• Requirement:
The task calls for every line of the data to be retyped exactly.

[Excerpts from an interface dataset]
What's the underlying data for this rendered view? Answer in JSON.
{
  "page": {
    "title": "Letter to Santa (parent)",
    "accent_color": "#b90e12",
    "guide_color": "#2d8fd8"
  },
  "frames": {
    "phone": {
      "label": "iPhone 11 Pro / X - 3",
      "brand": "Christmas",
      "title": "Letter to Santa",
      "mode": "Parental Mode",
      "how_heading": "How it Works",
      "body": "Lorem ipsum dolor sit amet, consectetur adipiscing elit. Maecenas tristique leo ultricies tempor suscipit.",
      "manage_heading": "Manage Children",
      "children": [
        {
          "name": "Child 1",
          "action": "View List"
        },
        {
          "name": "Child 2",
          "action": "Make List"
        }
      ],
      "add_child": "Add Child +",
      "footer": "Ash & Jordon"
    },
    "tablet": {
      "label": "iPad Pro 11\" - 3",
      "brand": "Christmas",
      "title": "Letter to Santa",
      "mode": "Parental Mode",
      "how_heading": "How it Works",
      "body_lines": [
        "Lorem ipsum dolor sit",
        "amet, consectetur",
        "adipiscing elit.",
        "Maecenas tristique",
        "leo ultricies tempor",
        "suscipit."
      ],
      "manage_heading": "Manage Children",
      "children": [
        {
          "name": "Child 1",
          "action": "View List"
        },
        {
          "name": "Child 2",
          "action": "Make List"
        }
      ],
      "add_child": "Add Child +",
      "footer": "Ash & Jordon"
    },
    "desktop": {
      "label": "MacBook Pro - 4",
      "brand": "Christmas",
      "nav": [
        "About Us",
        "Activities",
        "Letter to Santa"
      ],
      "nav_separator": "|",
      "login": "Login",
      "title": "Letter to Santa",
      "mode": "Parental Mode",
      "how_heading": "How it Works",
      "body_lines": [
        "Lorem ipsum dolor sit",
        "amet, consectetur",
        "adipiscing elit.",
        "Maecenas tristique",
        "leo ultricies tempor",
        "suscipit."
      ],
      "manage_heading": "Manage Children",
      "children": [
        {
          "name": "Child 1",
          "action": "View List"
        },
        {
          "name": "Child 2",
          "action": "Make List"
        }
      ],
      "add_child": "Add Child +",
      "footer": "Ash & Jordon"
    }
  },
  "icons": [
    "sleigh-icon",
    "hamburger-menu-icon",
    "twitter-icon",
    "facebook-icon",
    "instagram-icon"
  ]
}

• Solution for this problem:
What's the underlying data for this rendered view? Answer in JSON.
{
  "page": {
    "title": "Letter to Santa (parent)",
    "accent_color": "#b90e12",
    "guide_color": "#2d8fd8"
  },
  "frames": {
    "phone": {
      "label": "iPhone 11 Pro / X - 3",
      "brand": "Christmas",
      "title": "Letter to Santa",
      "mode": "Parental Mode",
      "how_heading": "How it Works",
      "body": "Lorem ipsum dolor sit amet, consectetur adipiscing elit. Maecenas tristique leo ultricies tempor suscipit.",
      "manage_heading": "Manage Children",
      "children": [
        {
          "name": "Child 1",
          "action": "View List"
        },
        {
          "name": "Child 2",
          "action": "Make List"
        }
      ],
      "add_child": "Add Child +",
      "footer": "Ash & Jordon"
    },
    "tablet": {
      "label": "iPad Pro 11\" - 3",
      "brand": "Christmas",
      "title": "Letter to Santa",
      "mode": "Parental Mode",
      "how_heading": "How it Works",
      "body_lines": [
        "Lorem ipsum dolor sit",
        "amet, consectetur",
        "adipiscing elit.",
        "Maecenas tristique",
        "leo ultricies tempor",
        "suscipit."
      ],
      "manage_heading": "Manage Children",
      "children": [
        {
          "name": "Child 1",
          "action": "View List"
        },
        {
          "name": "Child 2",
          "action": "Make List"
        }
      ],
      "add_child": "Add Child +",
      "footer": "Ash & Jordon"
    },
    "desktop": {
      "label": "MacBook Pro - 4",
      "brand": "Christmas",
      "nav": [
        "About Us",
        "Activities",
        "Letter to Santa"
      ],
      "nav_separator": "|",
      "login": "Login",
      "title": "Letter to Santa",
      "mode": "Parental Mode",
      "how_heading": "How it Works",
      "body_lines": [
        "Lorem ipsum dolor sit",
        "amet, consectetur",
        "adipiscing elit.",
        "Maecenas tristique",
        "leo ultricies tempor",
        "suscipit."
      ],
      "manage_heading": "Manage Children",
      "children": [
        {
          "name": "Child 1",
          "action": "View List"
        },
        {
          "name": "Child 2",
          "action": "Make List"
        }
      ],
      "add_child": "Add Child +",
      "footer": "Ash & Jordon"
    }
  },
  "icons": [
    "sleigh-icon",
    "hamburger-menu-icon",
    "twitter-icon",
    "facebook-icon",
    "instagram-icon"
  ]
}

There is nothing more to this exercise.